Introduced on October 3, 2015, compliance with TRID was not simple; the Consumer Financial Protection Bureau (CFPB) announced a compliance grace period, lenders were provided temporary legal protection and implementation was even postponed twice until the rule’s official launch.
Now, a year after TRID, we look back and examine its successes and shortcomings. How has one of the most pioneering rules in housing ecosystem history truly made its mark?
The National Association of Realtors (NAR) recently released TRID: A Year Later, a survey polling 55,490 realtors on the effects of the rule.
- Delayed transactions fell from 10.4 percent to 8.5 percent, but cancelations edged up slightly from 0.6 percent to 0.7 percent
- 6 percent of respondents had problems getting closing disclosures down from 54.5 percent
- However, realtors were more likely to request closing disclosures from title agents than lenders in the 3rd quarter, especially realtors with greater transactions volume
- 7 percent of respondents said the new settlement process under TRID is more difficult
- Delayed and canceled transactions cost consumers $410 and $226 on average, respectively. Rental and deposit expenses as well as lost vacation time accounted for most expenses
Views on TRID are still polarized, seen in these respondent statements:
- “My clients often got screwed by their lenders before TRID. They paid outrageous loan fees. This has dropped significantly.”
- “I worked 23 years building strong relationships and this new TRID experience has removed me from a lot of the process making me feel my relationships are suffering as a result. The real estate industry, on whole, is suffering from external influences and the client is ultimately the one who loses that great service.”
TRID still isn’t running like a well-oiled machine, but significant parts of the process have improved. Delayed transactions are down almost two percent, saving buyers money, and the amount of realtors experiencing difficulty obtaining closing disclosures has dropped nine percentage points.

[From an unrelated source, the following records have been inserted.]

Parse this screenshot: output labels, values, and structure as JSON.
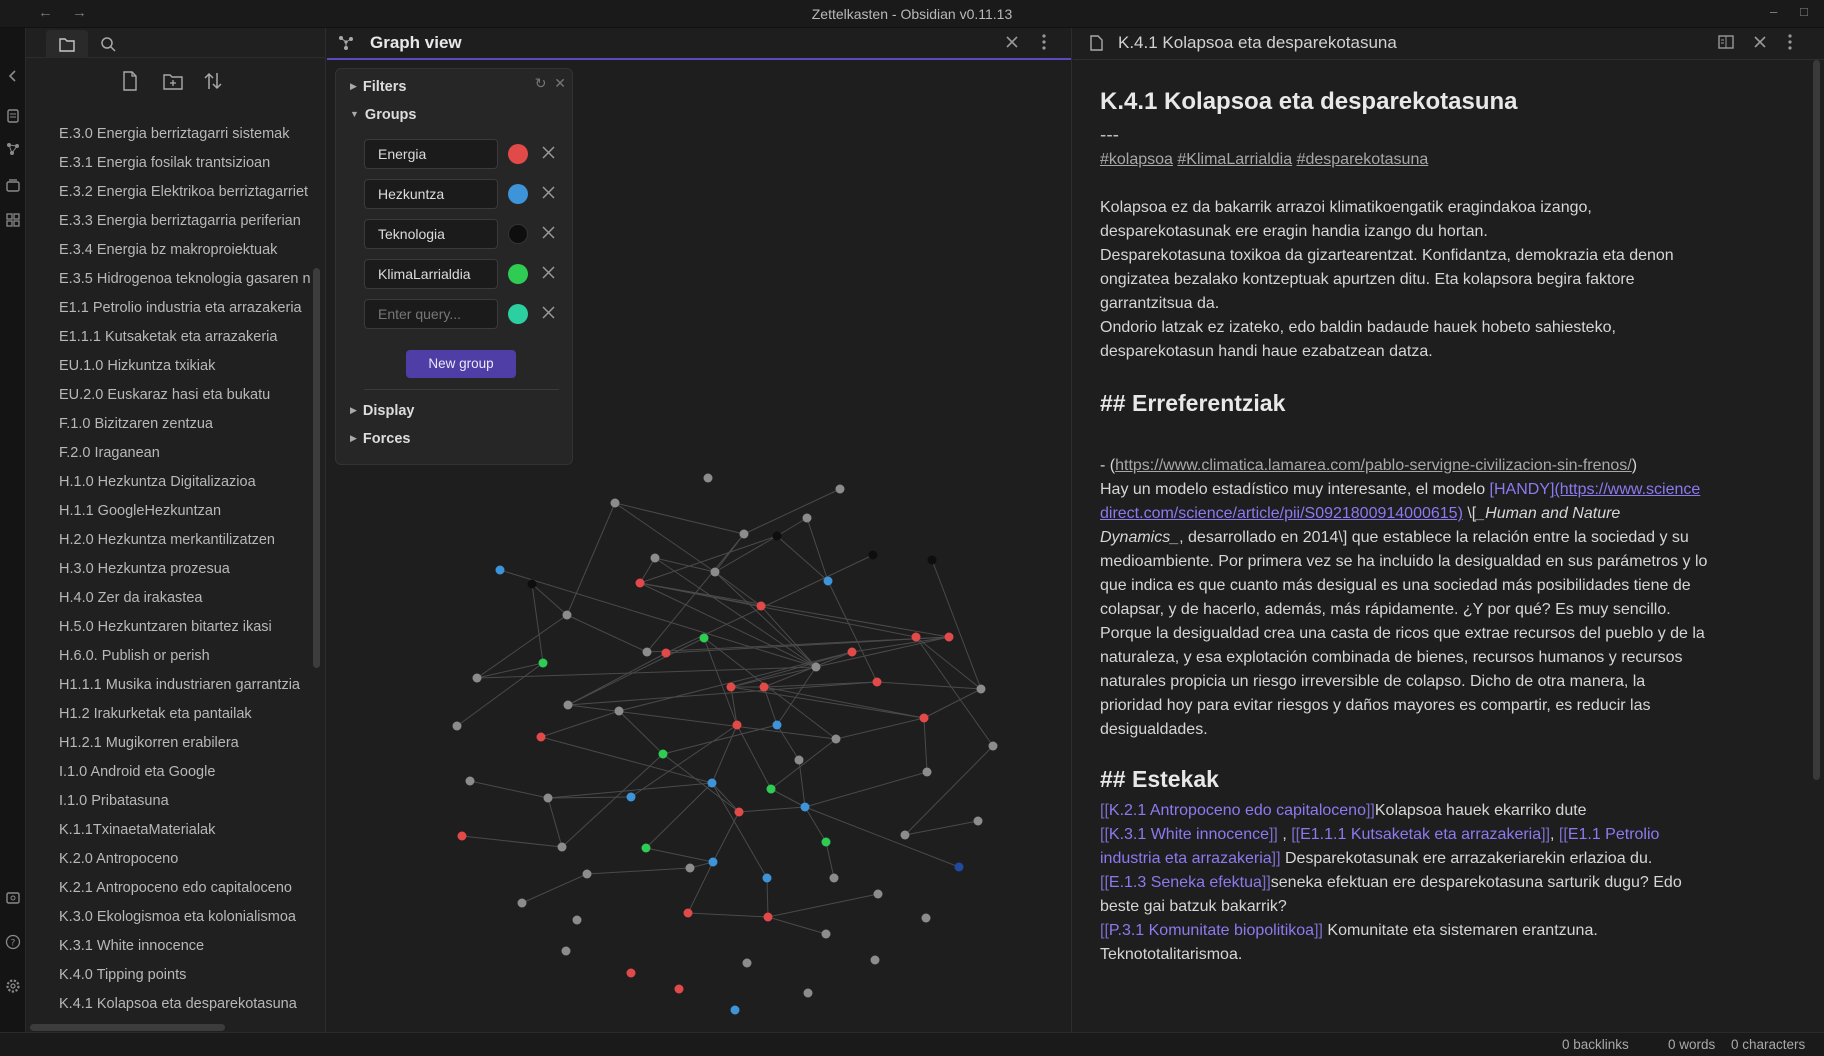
{
  "window": {
    "title": "Zettelkasten - Obsidian v0.11.13",
    "back_icon": "←",
    "forward_icon": "→",
    "minimize": "–",
    "maximize": "□"
  },
  "explorer": {
    "files": [
      "E.3.0 Energia berriztagarri sistemak",
      "E.3.1 Energia fosilak trantsizioan",
      "E.3.2 Energia Elektrikoa berriztagarriet",
      "E.3.3 Energia berriztagarria periferian",
      "E.3.4 Energia bz makroproiektuak",
      "E.3.5 Hidrogenoa teknologia gasaren n",
      "E1.1 Petrolio industria eta arrazakeria",
      "E1.1.1 Kutsaketak eta arrazakeria",
      "EU.1.0 Hizkuntza txikiak",
      "EU.2.0 Euskaraz hasi eta bukatu",
      "F.1.0 Bizitzaren zentzua",
      "F.2.0 Iraganean",
      "H.1.0 Hezkuntza Digitalizazioa",
      "H.1.1 GoogleHezkuntzan",
      "H.2.0 Hezkuntza merkantilizatzen",
      "H.3.0 Hezkuntza prozesua",
      "H.4.0 Zer da irakastea",
      "H.5.0 Hezkuntzaren bitartez ikasi",
      "H.6.0. Publish or perish",
      "H1.1.1 Musika industriaren garrantzia",
      "H1.2 Irakurketak eta pantailak",
      "H1.2.1 Mugikorren erabilera",
      "I.1.0 Android eta Google",
      "I.1.0 Pribatasuna",
      "K.1.1TxinaetaMaterialak",
      "K.2.0 Antropoceno",
      "K.2.1 Antropoceno edo capitaloceno",
      "K.3.0 Ekologismoa eta kolonialismoa",
      "K.3.1 White innocence",
      "K.4.0 Tipping points",
      "K.4.1 Kolapsoa eta desparekotasuna"
    ]
  },
  "graph": {
    "title": "Graph view",
    "controls": {
      "filters": "Filters",
      "groups": "Groups",
      "display": "Display",
      "forces": "Forces",
      "new_group": "New group",
      "query_placeholder": "Enter query...",
      "group_list": [
        {
          "query": "Energia",
          "color": "#e24a4a"
        },
        {
          "query": "Hezkuntza",
          "color": "#3d94d8"
        },
        {
          "query": "Teknologia",
          "color": "#0e0e0e"
        },
        {
          "query": "KlimaLarrialdia",
          "color": "#2ecc52"
        },
        {
          "query": "",
          "color": "#2ccf9f"
        }
      ]
    },
    "node_colors": {
      "default": "#8c8c8c",
      "energia": "#e24a4a",
      "hezkuntza": "#3d94d8",
      "teknologia": "#0e0e0e",
      "klima": "#2ecc52",
      "navy": "#1f4aa0"
    }
  },
  "editor": {
    "tab_title": "K.4.1 Kolapsoa eta desparekotasuna",
    "heading": "K.4.1 Kolapsoa eta desparekotasuna",
    "hr": "---",
    "tags": [
      "#kolapsoa",
      "#KlimaLarrialdia",
      "#desparekotasuna"
    ],
    "intro_lines": [
      "Kolapsoa ez da bakarrik arrazoi klimatikoengatik eragindakoa izango,",
      "desparekotasunak ere eragin handia izango du hortan.",
      "Desparekotasuna toxikoa da gizartearentzat. Konfidantza, demokrazia eta denon",
      "ongizatea bezalako kontzeptuak apurtzen ditu. Eta kolapsora begira faktore",
      "garrantzitsua da.",
      "Ondorio latzak ez izateko, edo baldin badaude hauek hobeto sahiesteko,",
      "desparekotasun handi haue ezabatzean datza."
    ],
    "refs_heading": "## Erreferentziak",
    "ref": {
      "prefix": "- (",
      "url": "https://www.climatica.lamarea.com/pablo-servigne-civilizacion-sin-frenos/",
      "suffix": ")",
      "line1_a": "Hay un modelo estadístico muy interesante, el modelo ",
      "handy": "[HANDY]",
      "handy_url_1": "(https://www.science",
      "handy_url_2": "direct.com/science/article/pii/S0921800914000615)",
      "line2_b": " \\[",
      "line2_ital": "_Human and Nature",
      "line3_ital": "Dynamics_",
      "line3_rest": ", desarrollado en 2014\\] que establece la relación entre la sociedad y su",
      "rest_lines": [
        "medioambiente. Por primera vez se ha incluido la desigualdad en sus parámetros y lo",
        "que indica es que cuanto más desigual es una sociedad más posibilidades tiene de",
        "colapsar, y de hacerlo, además, más rápidamente. ¿Y por qué? Es muy sencillo.",
        "Porque la desigualdad crea una casta de ricos que extrae recursos del pueblo y de la",
        "naturaleza, y esa explotación combinada de bienes, recursos humanos y recursos",
        "naturales propicia un riesgo irreversible de colapso. Dicho de otra manera, la",
        "prioridad hoy para evitar riesgos y daños mayores es compartir, es reducir las",
        "desigualdades."
      ]
    },
    "links_heading": "## Estekak",
    "links": {
      "l1_link": "K.2.1 Antropoceno edo capitaloceno",
      "l1_text": "Kolapsoa hauek ekarriko dute",
      "l2_link_a": "K.3.1 White innocence",
      "l2_sep": " , ",
      "l2_link_b": "E1.1.1 Kutsaketak eta arrazakeria",
      "l2_sep2": ", ",
      "l2_link_c_1": "E1.1 Petrolio",
      "l2_link_c_2": "industria eta arrazakeria",
      "l2_text": " Desparekotasunak ere arrazakeriarekin erlazioa du.",
      "l3_link": "E.1.3 Seneka efektua",
      "l3_text_1": "seneka efektuan ere desparekotasuna sarturik dugu? Edo",
      "l3_text_2": "beste gai batzuk bakarrik?",
      "l4_link": "P.3.1 Komunitate biopolitikoa",
      "l4_text_1": " Komunitate eta sistemaren erantzuna.",
      "l4_text_2": "Teknototalitarismoa."
    }
  },
  "status": {
    "backlinks": "0 backlinks",
    "words": "0 words",
    "characters": "0 characters"
  }
}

The rule must continue improving. Realtors and lenders need to truly implement the new processes in order to ensure the consumer benefits, both parties must do their part. It’s unacceptable that almost half of survey participants have trouble obtaining closing disclosures.
Homebuyers can do their part by educating and preparing themselves for the home buying process. Additionally, buyers can submit comments to the CFPB on the lending process; the survey reveals that only 3.3 percent of client’s provided comments, while 47.6 percent did not and 49.2 percent weren’t aware that they could.
To view the full survey, please, click here.